Movements change, but somehow Fred Perry’s shirts seemed to move seamlessly with them. From the Mods (who were becoming increasingly more dandified in the latter part of the 1960s) into the new more working-class sub-cultures of Skinheads, 2-Tone, and even into Punk, Fred Perry shirts were ever-present. Perhaps the best illustration of the 60s working-class Mod is the 1979 film “Quadrophenia”, which charts young member of the movement, Jimmy (Phil Daniels), as he comes to terms with his identity. Jimmy - the quintessential Mod - naturally, wears Fred Perry.
Phil Daniels as Jimmy in Quadrophenia (1979)
Skinhead and Mod revivalism in the late 70s and early 80s with bands such as The Jam - and in particular their front man, Paul Weller - saw a revival of the Mod aesthetic and, of course, Fred Perry shirts. Whilst they continued to be worn, they were harder to find. Far from being a mainstream fashion item, they were stocked in sporting goods stores and one or two small boutiques off Carnaby Street.
The "Modfather" Paul Weller
Sadly, the 80s saw Skinheads begin to be associated with fascism, nationalism, and racism, but this was not wholly indicative of the culture. Indeed, the film “This is England”, set in 1983, charts the division amongst them as these less than desirable elements began to present themselves. As a window onto the fashions of the period, the film is well worth a viewing. Whilst the Fred Perry was still embraced by these sub-culture movements, the company’s fortunes were failing, perhaps in part because of the associations with less savoury aspects of Skinhead culture.
The cast of This Is England (1983)
However, a new opportunity arose in the early-to-mid-90s when British band Blur - influenced by music of The Who and The Kinks and the visual aesthetics of “Quadrophenia” and Mike Leigh’s “Meantime”, instigated a new Mod revival of sorts. Blur, sick of the popularity of Grunge and the Americanisation of British youth culture, called for a return to all things British made, and this manifesto was delivered whilst wearing Fred Perry. The Britpop movement that dominated both music and fashion throughout the mid-to-late 90s adopted the Fred Perry with aplomb, and carried the brand into the 21st century.
Blur frontman Damon Albarn in Fred Perry.... and Baracuta

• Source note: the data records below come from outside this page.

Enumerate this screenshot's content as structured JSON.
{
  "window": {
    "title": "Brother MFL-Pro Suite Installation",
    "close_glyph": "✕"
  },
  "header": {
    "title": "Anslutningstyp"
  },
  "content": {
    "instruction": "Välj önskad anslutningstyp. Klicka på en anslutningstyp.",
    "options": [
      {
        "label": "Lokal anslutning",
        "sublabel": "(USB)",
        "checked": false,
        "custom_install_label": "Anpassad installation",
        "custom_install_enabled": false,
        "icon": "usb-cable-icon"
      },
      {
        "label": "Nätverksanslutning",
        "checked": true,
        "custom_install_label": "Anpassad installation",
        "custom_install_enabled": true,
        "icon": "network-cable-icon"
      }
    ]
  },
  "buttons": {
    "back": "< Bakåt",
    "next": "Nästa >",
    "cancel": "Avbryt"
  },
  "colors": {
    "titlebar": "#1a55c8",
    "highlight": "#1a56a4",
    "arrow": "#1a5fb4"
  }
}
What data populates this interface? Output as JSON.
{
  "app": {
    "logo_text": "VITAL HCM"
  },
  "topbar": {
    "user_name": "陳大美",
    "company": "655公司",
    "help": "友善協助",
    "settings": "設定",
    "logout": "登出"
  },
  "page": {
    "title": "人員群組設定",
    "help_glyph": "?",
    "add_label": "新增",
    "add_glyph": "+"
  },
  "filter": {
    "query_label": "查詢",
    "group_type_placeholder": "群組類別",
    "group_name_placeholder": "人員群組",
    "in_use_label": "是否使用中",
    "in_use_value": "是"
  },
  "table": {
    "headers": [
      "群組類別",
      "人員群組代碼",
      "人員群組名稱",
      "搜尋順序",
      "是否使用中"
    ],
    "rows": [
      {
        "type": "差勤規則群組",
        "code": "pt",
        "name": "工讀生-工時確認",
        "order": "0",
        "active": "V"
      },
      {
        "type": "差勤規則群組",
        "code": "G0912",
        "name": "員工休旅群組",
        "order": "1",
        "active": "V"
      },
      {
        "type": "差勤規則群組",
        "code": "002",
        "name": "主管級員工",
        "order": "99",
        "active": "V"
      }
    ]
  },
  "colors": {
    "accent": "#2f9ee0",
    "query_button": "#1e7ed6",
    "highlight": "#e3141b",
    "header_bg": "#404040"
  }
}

The new millennium saw Fred Perry reinvent itself yet again, with a series of collaborations that began with Japanese brand Commes des Garçons, and continued with a number of other designers, artists, musicians and sports personalities. These include, Belgian designer Raf Simons, Beatle's cover artist Peter Blake, Gwen Stefani of No Doubt, the late Amy Winehouse, and British cycling champion Bradley Wiggins. Also, to show that the company had not lost touch with its roots, it sponsored Andy Murray's early tennis career - some irony given that Murray went on to recently break the records that had been held by Fred for 77 years.
Fred Perry and Andy Murray photographed during their early careers
Sixty-five years after its launch, the Fred Perry tennis shirt is still - like its namesake - a British icon, and to celebrate this fact, a Reissue collection of archive pieces has been Made in England to original specification. They include, of course, the M3 tennis shirts, and the warm-up bomber jacket to wear over them - thus ensuring that these classics continue to be worn by those who understand history and appreciate style.